**Exercise material:**
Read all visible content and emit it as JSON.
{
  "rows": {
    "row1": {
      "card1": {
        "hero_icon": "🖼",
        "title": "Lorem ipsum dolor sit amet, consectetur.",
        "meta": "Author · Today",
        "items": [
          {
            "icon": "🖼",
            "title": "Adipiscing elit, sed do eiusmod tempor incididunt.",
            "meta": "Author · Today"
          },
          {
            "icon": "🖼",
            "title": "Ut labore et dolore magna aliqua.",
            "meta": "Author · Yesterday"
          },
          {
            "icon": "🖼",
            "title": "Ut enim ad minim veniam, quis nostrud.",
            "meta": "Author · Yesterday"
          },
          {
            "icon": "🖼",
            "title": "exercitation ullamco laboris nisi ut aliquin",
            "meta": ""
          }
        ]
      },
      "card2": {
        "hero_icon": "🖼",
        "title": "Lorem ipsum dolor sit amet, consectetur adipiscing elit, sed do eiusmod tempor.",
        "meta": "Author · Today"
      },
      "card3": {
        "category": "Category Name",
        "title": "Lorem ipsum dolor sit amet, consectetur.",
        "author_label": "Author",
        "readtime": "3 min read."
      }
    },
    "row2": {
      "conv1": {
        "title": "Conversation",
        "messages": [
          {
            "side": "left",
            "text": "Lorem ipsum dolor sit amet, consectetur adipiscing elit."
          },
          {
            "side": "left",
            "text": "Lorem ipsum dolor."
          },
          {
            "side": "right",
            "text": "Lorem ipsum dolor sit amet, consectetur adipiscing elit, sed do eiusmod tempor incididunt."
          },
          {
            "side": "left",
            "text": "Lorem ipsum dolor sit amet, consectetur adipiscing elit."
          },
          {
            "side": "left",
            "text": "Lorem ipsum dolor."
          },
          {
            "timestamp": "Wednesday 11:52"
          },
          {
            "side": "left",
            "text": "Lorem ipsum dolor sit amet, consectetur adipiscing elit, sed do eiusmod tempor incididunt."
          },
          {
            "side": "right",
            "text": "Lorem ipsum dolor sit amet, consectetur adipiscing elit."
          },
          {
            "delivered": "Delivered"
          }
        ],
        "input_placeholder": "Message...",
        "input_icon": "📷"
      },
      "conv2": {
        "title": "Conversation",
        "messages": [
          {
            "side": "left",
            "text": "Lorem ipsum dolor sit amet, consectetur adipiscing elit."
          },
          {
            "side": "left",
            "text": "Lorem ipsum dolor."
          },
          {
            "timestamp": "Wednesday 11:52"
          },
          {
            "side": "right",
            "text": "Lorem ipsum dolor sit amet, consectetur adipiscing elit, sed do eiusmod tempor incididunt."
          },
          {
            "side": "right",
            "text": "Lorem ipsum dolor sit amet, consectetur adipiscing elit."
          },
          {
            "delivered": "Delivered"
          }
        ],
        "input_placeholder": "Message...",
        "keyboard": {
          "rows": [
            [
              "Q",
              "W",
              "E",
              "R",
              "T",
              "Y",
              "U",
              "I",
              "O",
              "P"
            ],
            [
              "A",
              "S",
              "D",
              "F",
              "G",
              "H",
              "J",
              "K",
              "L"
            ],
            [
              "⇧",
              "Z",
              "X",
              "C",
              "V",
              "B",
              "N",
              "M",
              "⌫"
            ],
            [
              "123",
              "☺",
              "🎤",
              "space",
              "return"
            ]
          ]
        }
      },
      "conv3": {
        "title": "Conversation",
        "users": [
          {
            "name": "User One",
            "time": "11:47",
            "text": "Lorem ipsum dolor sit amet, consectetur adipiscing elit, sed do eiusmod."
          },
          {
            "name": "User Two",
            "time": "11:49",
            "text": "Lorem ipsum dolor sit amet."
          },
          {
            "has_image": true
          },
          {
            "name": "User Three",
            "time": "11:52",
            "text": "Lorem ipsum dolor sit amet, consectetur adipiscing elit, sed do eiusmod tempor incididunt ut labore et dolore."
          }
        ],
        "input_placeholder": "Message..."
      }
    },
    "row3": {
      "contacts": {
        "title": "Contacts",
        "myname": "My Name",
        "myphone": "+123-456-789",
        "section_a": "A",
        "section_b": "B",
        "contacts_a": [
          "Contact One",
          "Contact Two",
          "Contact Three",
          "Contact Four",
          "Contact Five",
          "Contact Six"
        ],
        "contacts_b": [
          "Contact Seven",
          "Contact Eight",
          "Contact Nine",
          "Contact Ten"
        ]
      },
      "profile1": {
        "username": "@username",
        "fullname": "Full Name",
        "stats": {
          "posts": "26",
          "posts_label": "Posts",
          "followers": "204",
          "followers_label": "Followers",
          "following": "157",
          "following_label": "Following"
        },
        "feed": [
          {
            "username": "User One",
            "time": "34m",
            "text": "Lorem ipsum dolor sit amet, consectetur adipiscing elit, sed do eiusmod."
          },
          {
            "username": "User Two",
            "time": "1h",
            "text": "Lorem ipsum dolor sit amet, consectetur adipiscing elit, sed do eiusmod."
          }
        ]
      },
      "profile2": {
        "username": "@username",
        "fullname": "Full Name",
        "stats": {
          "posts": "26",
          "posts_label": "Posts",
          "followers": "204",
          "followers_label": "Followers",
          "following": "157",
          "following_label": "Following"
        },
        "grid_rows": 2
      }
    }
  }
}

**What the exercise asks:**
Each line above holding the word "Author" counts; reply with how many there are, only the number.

**Answer section:**
6